•Venture Academy -Check out the description below offered by the school Lead, Jeremy Sinclair: "On March 10th Venture Academy’s Wildlink Expedition team headed to the St. Mary’s Homeless Shelter in Stockton to prepare and serve a meal to those in need. Originally the students had planned to clean up the San Joaquin River front bordering one of their school sites but, due to recent flood evacuations, they needed to change to a different area of service. The students identified homelessness as a major area of need in their community. Many of these students know of friends and families who are or have been homeless. These Wildlink students entered the facility eager to serve. A community liaison gave them an understanding of the scope and impact of homelessness and the importance of serving these clients with dignity and respect. The students worked hard preparing, serving and cleaning up after the lunchtime meal. Their positive and respectful service brought smiles and laughter to many they were with. After serving they sat and ate with some who had come in with the meal and were able to hear their stories. This day inspired these Wildlink students to care in new and deeper ways for those in their community. It is exciting to see the students maintain the bounds and passions that began months ago in Yosemite’s Wilderness!" When asked to describe what they learned from this Wilderness Ambassador Project, one student replied, "I learned that there are many different ways we can give back to our community, and also gave me a greater understanding of how diverse our community is". Another student responded, "I learned that the smallest act can make a change. As long as we work together, we can make huge change and help those around us"

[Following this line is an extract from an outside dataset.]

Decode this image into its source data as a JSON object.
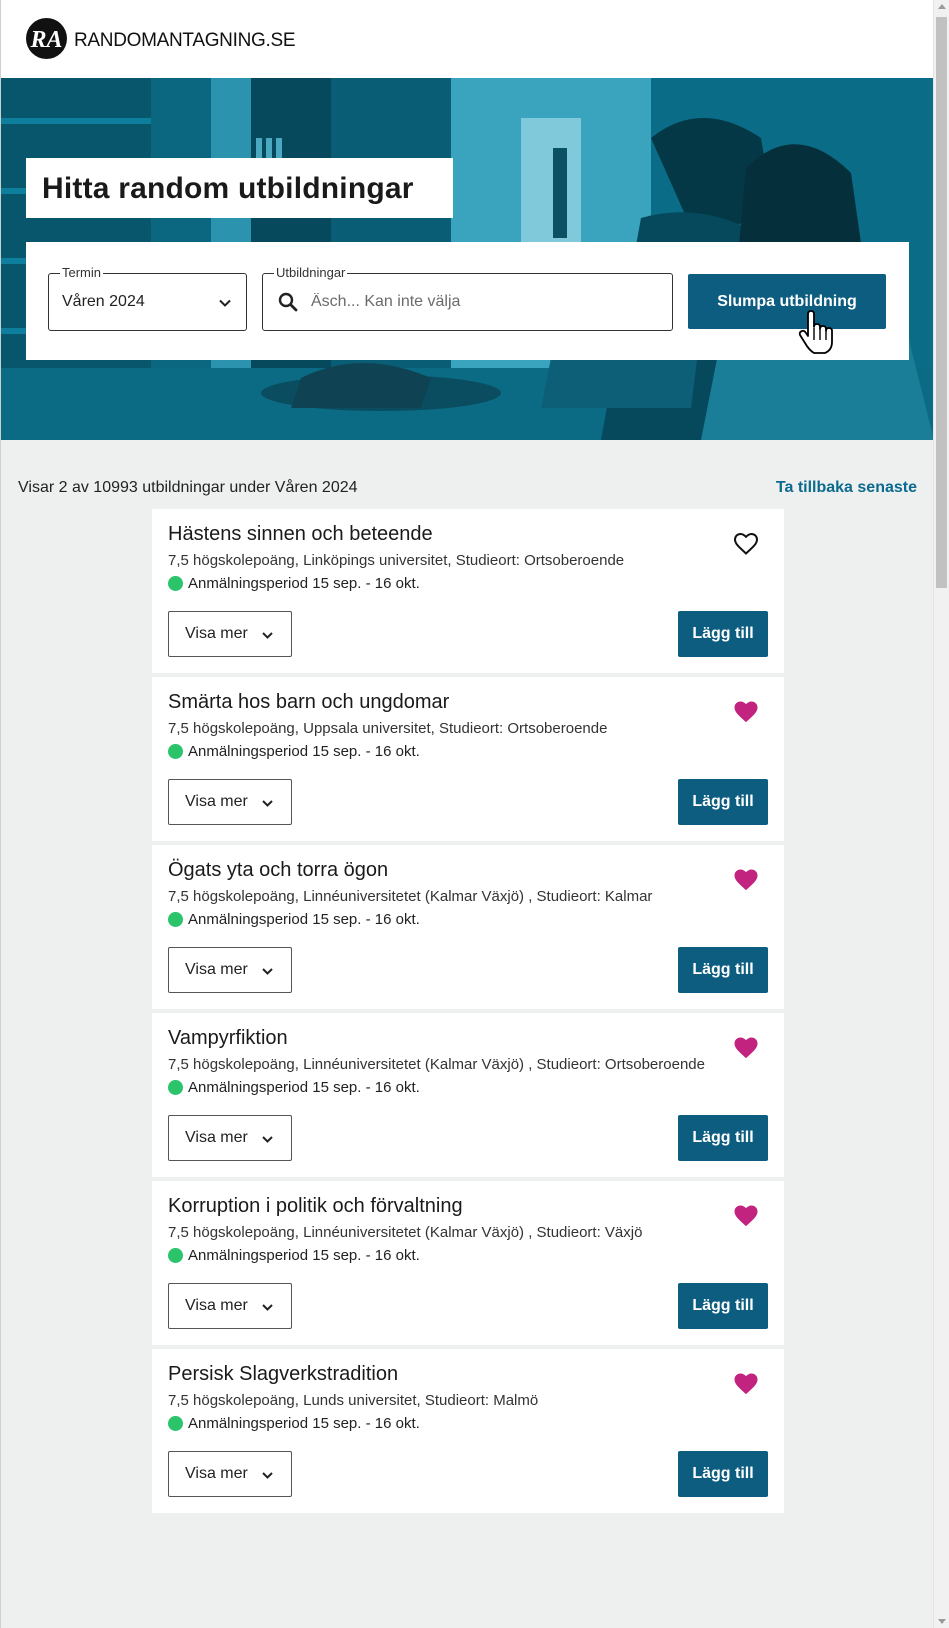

•Generation Green Southern California April 28-30 - Students from Semillas and Franklin High Schools organized a family/friends campout at Castaic Lake in order to introduce loved ones to outdoor recreation and Leave No Trace principles. Each alumni arranged skits which were recorded and compiled to show their guests how Leave No Trace principles are practiced both in the Wilderness and city environments. One of the most consistent response on the project evaluations was that the students believe more urban communities should be exposed to the outdoors and they were all proud to have invited some of their friends and family members to discover the beauty of wild places. We are so proud of these students and can't wait to see more of their community in Yosemite and other natural environments!